### Exercise
The lines to reproduce run from the one containing "Enumerate this screenshot's" through the end of the records below. Reproduce them exactly and add nothing.
-- Opening Marker --
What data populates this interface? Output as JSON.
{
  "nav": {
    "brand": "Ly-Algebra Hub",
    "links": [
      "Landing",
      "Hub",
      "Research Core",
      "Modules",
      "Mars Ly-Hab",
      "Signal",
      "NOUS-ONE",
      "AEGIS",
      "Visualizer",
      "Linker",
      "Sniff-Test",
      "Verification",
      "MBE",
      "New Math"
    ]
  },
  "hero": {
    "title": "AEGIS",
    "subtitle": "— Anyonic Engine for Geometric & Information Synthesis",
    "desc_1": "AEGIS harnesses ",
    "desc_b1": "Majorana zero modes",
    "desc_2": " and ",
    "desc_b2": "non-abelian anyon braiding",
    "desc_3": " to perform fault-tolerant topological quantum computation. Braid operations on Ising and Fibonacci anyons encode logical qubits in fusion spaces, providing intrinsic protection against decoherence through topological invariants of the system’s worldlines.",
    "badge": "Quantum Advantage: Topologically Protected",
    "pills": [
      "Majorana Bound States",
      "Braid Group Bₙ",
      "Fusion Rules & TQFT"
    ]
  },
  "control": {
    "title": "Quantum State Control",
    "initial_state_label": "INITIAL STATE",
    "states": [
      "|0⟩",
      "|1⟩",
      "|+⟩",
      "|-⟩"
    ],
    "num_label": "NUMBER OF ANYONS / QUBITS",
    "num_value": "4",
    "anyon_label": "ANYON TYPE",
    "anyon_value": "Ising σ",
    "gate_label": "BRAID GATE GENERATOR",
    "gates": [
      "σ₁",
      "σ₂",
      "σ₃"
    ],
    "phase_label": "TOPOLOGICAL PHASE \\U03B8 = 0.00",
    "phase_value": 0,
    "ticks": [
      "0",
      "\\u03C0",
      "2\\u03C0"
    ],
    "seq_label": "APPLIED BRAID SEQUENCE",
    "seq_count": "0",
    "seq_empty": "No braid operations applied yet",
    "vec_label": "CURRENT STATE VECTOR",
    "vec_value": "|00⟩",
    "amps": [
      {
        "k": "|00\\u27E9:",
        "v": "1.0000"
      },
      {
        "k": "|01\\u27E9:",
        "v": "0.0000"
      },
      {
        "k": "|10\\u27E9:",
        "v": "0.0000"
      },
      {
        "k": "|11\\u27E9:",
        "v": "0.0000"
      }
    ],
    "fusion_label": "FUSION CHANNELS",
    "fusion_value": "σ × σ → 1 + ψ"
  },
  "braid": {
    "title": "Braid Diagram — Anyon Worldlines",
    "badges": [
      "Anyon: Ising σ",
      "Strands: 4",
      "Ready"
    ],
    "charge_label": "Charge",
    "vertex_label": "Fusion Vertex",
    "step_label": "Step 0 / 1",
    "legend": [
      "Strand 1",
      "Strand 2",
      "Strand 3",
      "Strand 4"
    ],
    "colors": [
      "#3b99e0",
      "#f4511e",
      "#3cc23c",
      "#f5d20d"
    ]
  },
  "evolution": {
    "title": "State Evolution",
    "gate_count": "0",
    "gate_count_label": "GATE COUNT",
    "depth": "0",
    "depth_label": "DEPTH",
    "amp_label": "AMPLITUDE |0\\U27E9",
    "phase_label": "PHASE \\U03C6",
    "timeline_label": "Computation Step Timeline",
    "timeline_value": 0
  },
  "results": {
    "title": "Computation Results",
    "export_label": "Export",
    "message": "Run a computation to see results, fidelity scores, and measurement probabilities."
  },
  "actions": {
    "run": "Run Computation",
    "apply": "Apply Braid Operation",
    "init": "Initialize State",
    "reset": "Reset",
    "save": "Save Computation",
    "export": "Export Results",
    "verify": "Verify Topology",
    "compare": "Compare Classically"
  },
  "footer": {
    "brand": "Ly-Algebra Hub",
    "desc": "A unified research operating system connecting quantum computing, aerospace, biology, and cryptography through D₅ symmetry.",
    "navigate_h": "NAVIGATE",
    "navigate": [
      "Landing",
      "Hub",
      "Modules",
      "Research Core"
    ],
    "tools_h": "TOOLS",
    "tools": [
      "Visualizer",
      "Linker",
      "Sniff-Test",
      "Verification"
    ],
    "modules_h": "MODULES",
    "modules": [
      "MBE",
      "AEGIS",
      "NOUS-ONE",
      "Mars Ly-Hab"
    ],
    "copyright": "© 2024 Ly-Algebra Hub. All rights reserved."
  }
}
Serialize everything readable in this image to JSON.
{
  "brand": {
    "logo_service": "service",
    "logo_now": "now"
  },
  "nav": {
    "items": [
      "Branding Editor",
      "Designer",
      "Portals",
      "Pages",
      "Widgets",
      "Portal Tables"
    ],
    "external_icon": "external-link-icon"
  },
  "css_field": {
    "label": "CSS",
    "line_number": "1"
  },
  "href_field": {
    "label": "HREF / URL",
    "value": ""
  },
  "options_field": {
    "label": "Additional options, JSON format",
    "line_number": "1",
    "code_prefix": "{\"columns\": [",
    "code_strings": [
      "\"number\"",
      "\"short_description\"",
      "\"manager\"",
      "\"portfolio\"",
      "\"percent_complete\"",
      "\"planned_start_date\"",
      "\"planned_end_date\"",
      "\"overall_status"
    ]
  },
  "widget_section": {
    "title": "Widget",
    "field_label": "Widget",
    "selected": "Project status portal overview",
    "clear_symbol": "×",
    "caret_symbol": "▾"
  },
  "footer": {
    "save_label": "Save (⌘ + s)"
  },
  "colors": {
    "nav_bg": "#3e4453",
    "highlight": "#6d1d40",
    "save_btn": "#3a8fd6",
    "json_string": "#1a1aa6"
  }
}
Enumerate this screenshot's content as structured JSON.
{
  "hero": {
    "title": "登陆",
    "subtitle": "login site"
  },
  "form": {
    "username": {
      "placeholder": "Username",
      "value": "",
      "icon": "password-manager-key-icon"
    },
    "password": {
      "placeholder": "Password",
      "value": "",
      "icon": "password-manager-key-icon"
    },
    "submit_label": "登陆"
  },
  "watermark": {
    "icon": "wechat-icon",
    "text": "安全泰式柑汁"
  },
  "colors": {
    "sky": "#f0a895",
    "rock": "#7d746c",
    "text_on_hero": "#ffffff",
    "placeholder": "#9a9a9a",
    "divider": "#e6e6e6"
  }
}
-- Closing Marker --
### Result of this exercise
Enumerate this screenshot's content as structured JSON.
{
  "hero": {
    "title": "登陆",
    "subtitle": "login site"
  },
  "form": {
    "username": {
      "placeholder": "Username",
      "value": "",
      "icon": "password-manager-key-icon"
    },
    "password": {
      "placeholder": "Password",
      "value": "",
      "icon": "password-manager-key-icon"
    },
    "submit_label": "登陆"
  },
  "watermark": {
    "icon": "wechat-icon",
    "text": "安全泰式柑汁"
  },
  "colors": {
    "sky": "#f0a895",
    "rock": "#7d746c",
    "text_on_hero": "#ffffff",
    "placeholder": "#9a9a9a",
    "divider": "#e6e6e6"
  }
}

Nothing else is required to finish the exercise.